A 2007 MPHEC report identified the enrolment of Nova Scotia residents at Memorial University as a significant contributor to the downward pressure on enrolment at NS universities at the time. The report, along with several news reports, linked the tuition freeze at MUN with the 884% increase in the number of Maritimers studying full-time at the university since 1999-2000. While the Maritime migration continued to increase up to 2008, more recent figures from MUN show a decline in Maritime student enrolment as of 2009, particularly among NS students. Adventures in Canadian Post-Secondary Education (Dale Kirby's blog)

Earthquake may be impacting number of Canadian study visas for Haitians

The Toronto Star reports that the earthquake in Haiti in January appears to be affecting students who come to Canada to study. While family means to send their children to Canada have in some instances been wiped out, there are indications the country is issuing fewer study permits or visas. Just 19 permits have been issued since the quake up to the last week of July, compared to 149 in 2009. Because the visa office in Port-au-Prince was destroyed in the quake, Canada has recommended people go through the Dominican Republic to acquire their permits. Aside from all the other requirements, this adds a minimum $500 in costs for the applying student, says a Haitian source familiar with the situation. Toronto Star
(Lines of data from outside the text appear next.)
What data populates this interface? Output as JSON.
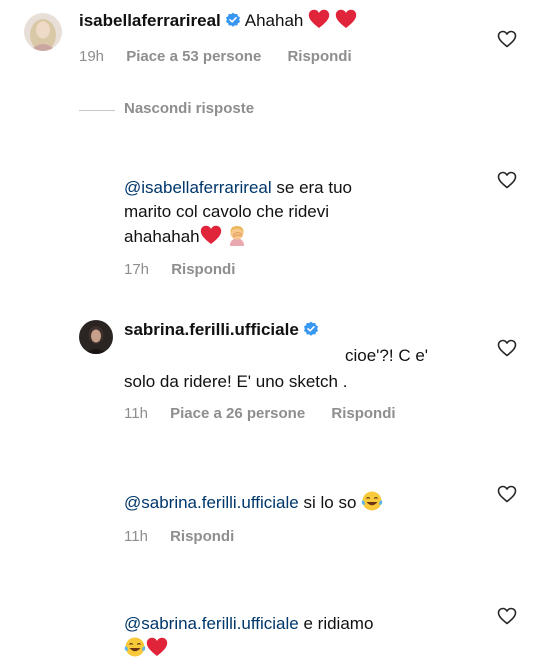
{
  "comments": [
    {
      "username": "isabellaferrarireal",
      "verified": true,
      "text": "Ahahah",
      "time": "19h",
      "likes": "Piace a 53 persone",
      "reply": "Rispondi"
    },
    {
      "mention": "@isabellaferrarireal",
      "text_line1": "se era tuo",
      "text_line2": "marito col cavolo che ridevi",
      "text_line3": "ahahahah",
      "time": "17h",
      "reply": "Rispondi"
    },
    {
      "username": "sabrina.ferilli.ufficiale",
      "verified": true,
      "text_line1": "cioe'?! C e'",
      "text_line2": "solo da ridere! E' uno sketch .",
      "time": "11h",
      "likes": "Piace a 26 persone",
      "reply": "Rispondi"
    },
    {
      "mention": "@sabrina.ferilli.ufficiale",
      "text": "si lo so",
      "time": "11h",
      "reply": "Rispondi"
    },
    {
      "mention": "@sabrina.ferilli.ufficiale",
      "text": "e ridiamo"
    }
  ],
  "hide_replies": "Nascondi risposte",
  "colors": {
    "text": "#111111",
    "mention": "#00376b",
    "meta": "#8e8e8e",
    "verified": "#3897f0",
    "heart_emoji": "#e0243a"
  },
  "icons": {
    "like": "heart-outline-icon",
    "verified": "verified-badge-icon",
    "emoji_heart": "red-heart-emoji",
    "emoji_facepalm": "facepalm-emoji",
    "emoji_laugh": "tears-of-joy-emoji"
  }
}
Georgia college boosting student retention with faculty smartphone program

As part of a multi-tier effort to improve retention, Georgia Gwinnett College offers its faculty members smartphones and encourages them to respond to any calls or texts from students within 24 hours. So far the program is working, the college says. The retention rate for returning sophomores stands at 75%, double the average rate for noncompetitive-admissions colleges in Georgia, and on par with many public institutions with competitive admissions. In engagement surveys, Georgia Gwinnett students have reported "feeling that faculty care about and are accessible to them." The program has not been a burden on faculty, according to professors interviewed by Inside Higher Ed. Faculty have the autonomy to outline expectations -- and limitations -- to students on a class-by-class basis. Inside Higher Ed
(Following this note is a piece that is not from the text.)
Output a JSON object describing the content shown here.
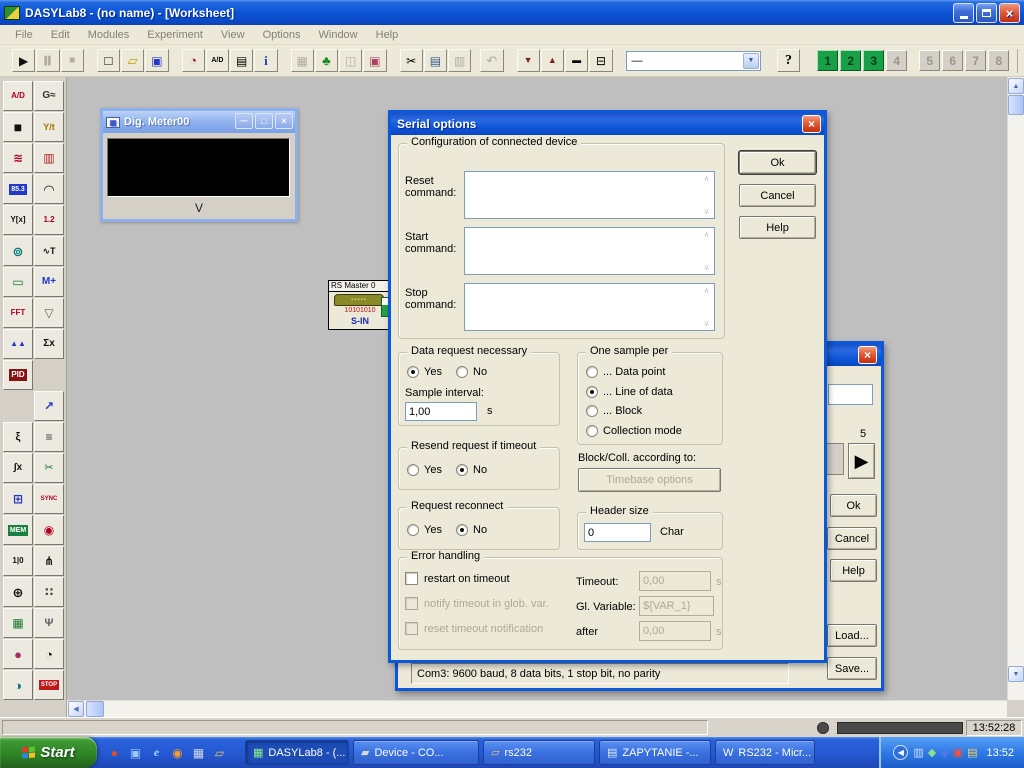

Facebook introduces Places feature for mobile devices

Facebook announced Wednesday a new product called Facebook Places, through which users can share where they are and the friends they're with in real time from their mobile devices. With Places, users have the option to share their location by "checking in" to that place and letting friends know where they are. Users can see if any of their friends have also chosen to check in nearby. Places is only available in the US at the moment, and the company expects to make it available to more countries. Facebook Blog